Data records for software interfaces

________________

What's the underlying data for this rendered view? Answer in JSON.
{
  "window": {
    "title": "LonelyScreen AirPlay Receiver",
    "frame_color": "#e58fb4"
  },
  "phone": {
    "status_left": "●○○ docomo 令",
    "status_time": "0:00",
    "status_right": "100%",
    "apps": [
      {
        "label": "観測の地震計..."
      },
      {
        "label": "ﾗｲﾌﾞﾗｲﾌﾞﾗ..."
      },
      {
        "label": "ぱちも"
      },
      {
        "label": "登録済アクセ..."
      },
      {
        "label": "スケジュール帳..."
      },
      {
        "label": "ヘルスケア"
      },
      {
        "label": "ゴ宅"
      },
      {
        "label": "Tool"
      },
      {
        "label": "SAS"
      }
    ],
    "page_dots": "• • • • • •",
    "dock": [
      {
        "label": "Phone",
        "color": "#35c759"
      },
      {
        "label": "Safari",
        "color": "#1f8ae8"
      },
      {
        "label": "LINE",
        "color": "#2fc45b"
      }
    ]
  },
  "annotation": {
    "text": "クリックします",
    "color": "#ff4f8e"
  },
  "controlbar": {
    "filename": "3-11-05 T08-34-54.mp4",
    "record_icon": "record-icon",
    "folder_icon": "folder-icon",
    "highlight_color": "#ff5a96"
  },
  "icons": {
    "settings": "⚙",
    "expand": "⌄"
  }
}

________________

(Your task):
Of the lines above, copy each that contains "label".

(Problem solution):
        "label": "観測の地震計..."
        "label": "ﾗｲﾌﾞﾗｲﾌﾞﾗ..."
        "label": "ぱちも"
        "label": "登録済アクセ..."
        "label": "スケジュール帳..."
        "label": "ヘルスケア"
        "label": "ゴ宅"
        "label": "Tool"
        "label": "SAS"
        "label": "Phone",
        "label": "Safari",
        "label": "LINE",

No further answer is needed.